G. Method of use of selection procedures. The evidence of both the validity and utility of a selection procedure should support the method the user chooses for operational use of the procedure, if that method of use has a greater adverse impact than another method of use. Evidence which may be sufficient to support the use of a selection procedure on a pass/fail (screening) basis may be insufficient to support the use of the same procedure on a ranking basis under these guidelines. Thus, if a user decides to use a selection procedure on a ranking basis, and that method of use has a greater adverse impact than use on an appropriate pass/fail basis (see section 5H below), the user should have sufficient evidence of validity and utility to support the use on a ranking basis. See sections 3B, 14B (5) and (6), and 14C (8) and (9).

H. Cutoff scores. Where cutoff scores are used, they should normally be set so as to be reasonable and consistent with normal expectations of acceptable proficiency within the work force. Where applicants are ranked on the basis of properly validated selection procedures and those applicants scoring below a higher cutoff score than appropriate in light of such expectations have little or no chance of being selected for employment, the higher cutoff score may be appropriate, but the degree of adverse impact should be considered.

I. Use of selection procedures for higher level jobs. If job progression structures are so established that employees will probably, within a reasonable period of time and in a majority of cases, progress to a higher level, it may be considered that the applicants are being evaluated for a job or jobs at the higher level. However, where job progression is not so nearly automatic, or the time span is such that higher level jobs or employees' potential may be expected to change in significant ways, it should be considered that applicants are being evaluated for a job at or near the entry level.

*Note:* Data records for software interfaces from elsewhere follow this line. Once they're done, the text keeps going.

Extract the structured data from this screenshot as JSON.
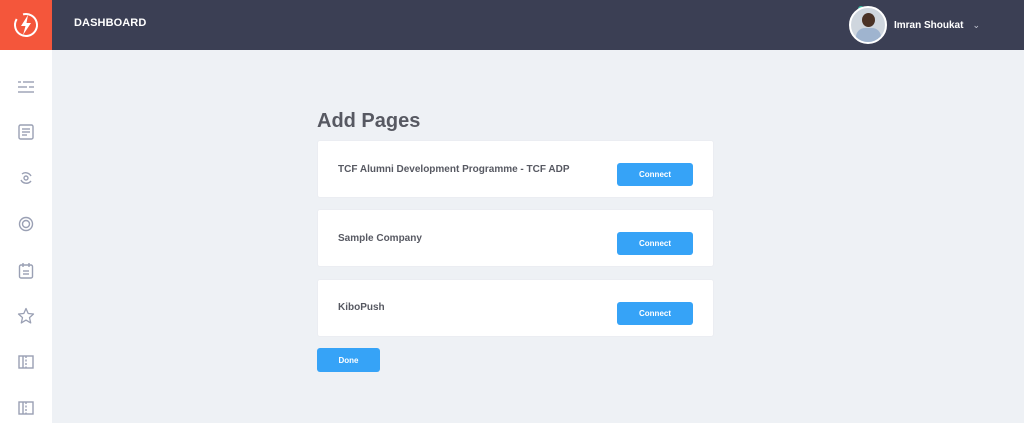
{
  "app": {
    "logo_icon": "lightning-bolt-icon",
    "brand_color": "#f4563b",
    "accent_color": "#36a3f7"
  },
  "header": {
    "title": "DASHBOARD",
    "user": {
      "name": "Imran Shoukat",
      "menu_icon": "chevron-down-icon",
      "online": true
    }
  },
  "sidebar": {
    "items": [
      {
        "icon": "menu-list-icon"
      },
      {
        "icon": "document-icon"
      },
      {
        "icon": "refresh-cycle-icon"
      },
      {
        "icon": "target-circle-icon"
      },
      {
        "icon": "calendar-icon"
      },
      {
        "icon": "star-icon"
      },
      {
        "icon": "layout-icon"
      },
      {
        "icon": "layout-icon"
      }
    ]
  },
  "main": {
    "heading": "Add Pages",
    "pages": [
      {
        "name": "TCF Alumni Development Programme - TCF ADP",
        "button_label": "Connect"
      },
      {
        "name": "Sample Company",
        "button_label": "Connect"
      },
      {
        "name": "KiboPush",
        "button_label": "Connect"
      }
    ],
    "done_label": "Done"
  }
}
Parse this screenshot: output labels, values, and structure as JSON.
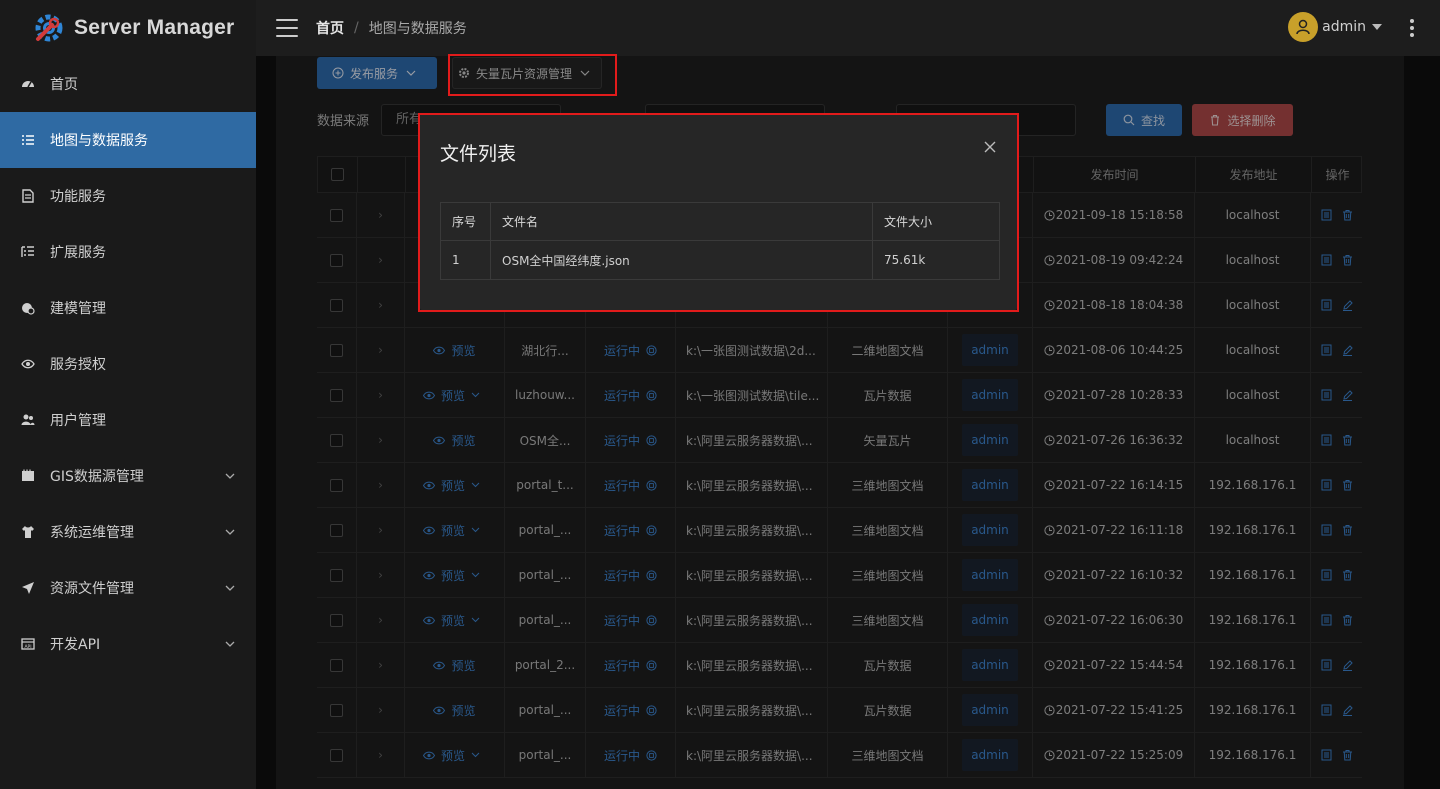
{
  "brand": {
    "name": "Server Manager"
  },
  "sidebar": {
    "items": [
      {
        "label": "首页",
        "icon": "dashboard-icon",
        "expandable": false
      },
      {
        "label": "地图与数据服务",
        "icon": "list-icon",
        "expandable": false,
        "active": true
      },
      {
        "label": "功能服务",
        "icon": "document-icon",
        "expandable": false
      },
      {
        "label": "扩展服务",
        "icon": "outline-icon",
        "expandable": false
      },
      {
        "label": "建模管理",
        "icon": "cube-icon",
        "expandable": false
      },
      {
        "label": "服务授权",
        "icon": "eye-icon",
        "expandable": false
      },
      {
        "label": "用户管理",
        "icon": "users-icon",
        "expandable": false
      },
      {
        "label": "GIS数据源管理",
        "icon": "database-icon",
        "expandable": true
      },
      {
        "label": "系统运维管理",
        "icon": "shirt-icon",
        "expandable": true
      },
      {
        "label": "资源文件管理",
        "icon": "send-icon",
        "expandable": true
      },
      {
        "label": "开发API",
        "icon": "api-icon",
        "expandable": true
      }
    ]
  },
  "header": {
    "breadcrumb_home": "首页",
    "breadcrumb_separator": "/",
    "breadcrumb_current": "地图与数据服务",
    "username": "admin"
  },
  "toolbar": {
    "publish_label": "发布服务",
    "vector_label": "矢量瓦片资源管理",
    "search_label": "查找",
    "bulk_delete_label": "选择删除"
  },
  "filters": {
    "source_label": "数据来源",
    "source_value": "所有"
  },
  "table": {
    "headers": {
      "publish_time": "发布时间",
      "publish_address": "发布地址",
      "actions": "操作"
    },
    "rows": [
      {
        "time": "2021-09-18 15:18:58",
        "address": "localhost",
        "edit": false
      },
      {
        "time": "2021-08-19 09:42:24",
        "address": "localhost",
        "edit": false
      },
      {
        "time": "2021-08-18 18:04:38",
        "address": "localhost",
        "edit": true
      },
      {
        "preview": "预览",
        "name": "湖北行...",
        "status": "运行中",
        "path": "k:\\一张图测试数据\\2d...",
        "type": "二维地图文档",
        "publisher": "admin",
        "time": "2021-08-06 10:44:25",
        "address": "localhost",
        "dropdown": false,
        "edit": true
      },
      {
        "preview": "预览",
        "name": "luzhouw...",
        "status": "运行中",
        "path": "k:\\一张图测试数据\\tile...",
        "type": "瓦片数据",
        "publisher": "admin",
        "time": "2021-07-28 10:28:33",
        "address": "localhost",
        "dropdown": true,
        "edit": true
      },
      {
        "preview": "预览",
        "name": "OSM全...",
        "status": "运行中",
        "path": "k:\\阿里云服务器数据\\...",
        "type": "矢量瓦片",
        "publisher": "admin",
        "time": "2021-07-26 16:36:32",
        "address": "localhost",
        "dropdown": false,
        "edit": false
      },
      {
        "preview": "预览",
        "name": "portal_t...",
        "status": "运行中",
        "path": "k:\\阿里云服务器数据\\...",
        "type": "三维地图文档",
        "publisher": "admin",
        "time": "2021-07-22 16:14:15",
        "address": "192.168.176.1",
        "dropdown": true,
        "edit": false
      },
      {
        "preview": "预览",
        "name": "portal_...",
        "status": "运行中",
        "path": "k:\\阿里云服务器数据\\...",
        "type": "三维地图文档",
        "publisher": "admin",
        "time": "2021-07-22 16:11:18",
        "address": "192.168.176.1",
        "dropdown": true,
        "edit": false
      },
      {
        "preview": "预览",
        "name": "portal_...",
        "status": "运行中",
        "path": "k:\\阿里云服务器数据\\...",
        "type": "三维地图文档",
        "publisher": "admin",
        "time": "2021-07-22 16:10:32",
        "address": "192.168.176.1",
        "dropdown": true,
        "edit": false
      },
      {
        "preview": "预览",
        "name": "portal_...",
        "status": "运行中",
        "path": "k:\\阿里云服务器数据\\...",
        "type": "三维地图文档",
        "publisher": "admin",
        "time": "2021-07-22 16:06:30",
        "address": "192.168.176.1",
        "dropdown": true,
        "edit": false
      },
      {
        "preview": "预览",
        "name": "portal_2...",
        "status": "运行中",
        "path": "k:\\阿里云服务器数据\\...",
        "type": "瓦片数据",
        "publisher": "admin",
        "time": "2021-07-22 15:44:54",
        "address": "192.168.176.1",
        "dropdown": false,
        "edit": true
      },
      {
        "preview": "预览",
        "name": "portal_...",
        "status": "运行中",
        "path": "k:\\阿里云服务器数据\\...",
        "type": "瓦片数据",
        "publisher": "admin",
        "time": "2021-07-22 15:41:25",
        "address": "192.168.176.1",
        "dropdown": false,
        "edit": true
      },
      {
        "preview": "预览",
        "name": "portal_...",
        "status": "运行中",
        "path": "k:\\阿里云服务器数据\\...",
        "type": "三维地图文档",
        "publisher": "admin",
        "time": "2021-07-22 15:25:09",
        "address": "192.168.176.1",
        "dropdown": true,
        "edit": false
      }
    ]
  },
  "modal": {
    "title": "文件列表",
    "headers": {
      "index": "序号",
      "filename": "文件名",
      "size": "文件大小"
    },
    "rows": [
      {
        "index": "1",
        "filename": "OSM全中国经纬度.json",
        "size": "75.61k"
      }
    ]
  },
  "colors": {
    "accent": "#2e6db1",
    "danger": "#b24a4a",
    "link": "#3f87d6",
    "highlight": "#e21b1b",
    "avatar": "#c8a02a"
  }
}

A “reasonable period of time” will vary for different jobs and employment situations but will seldom be more than 5 years. Use of selection procedures to evaluate applicants for a higher level job would not be appropriate:

(1) If the majority of those remaining employed do not progress to the higher level job;

(2) If there is a reason to doubt that the higher level job will continue to require essentially similar skills during the progression period; or

(3) If the selection procedures measure knowledges, skills, or abilities required for advancement which would be expected to develop principally from the training or experience on the job.

J. Interim use of selection procedures. Users may continue the use of a selection procedure which is not at the moment fully supported by the required evidence of validity, provided: (1) The user has available substantial evidence of validity, and (2) the user has in progress, when technically feasible, a study which is designed to produce the additional evidence required by these guidelines within a reasonable time. If such a study is not technically feasible, see section 6B. If the study does not demonstrate validity, this provision of these guidelines for interim use shall not constitute a defense in any action, nor shall it relieve the user of any obligations arising under Federal law.

K. Review of validity studies for currency. Whenever validity has been shown in accord with these guidelines for the use of a particular selection procedure for a job or group of jobs, additional studies need not be performed until such time as the validity study is subject to review as provided in section 3B above. There are no absolutes in the area of determining the currency of a validity study. All circumstances concerning the study, including the validation strategy used, and changes in the relevant labor market and the job should be considered in the determination of when a validity study is outdated.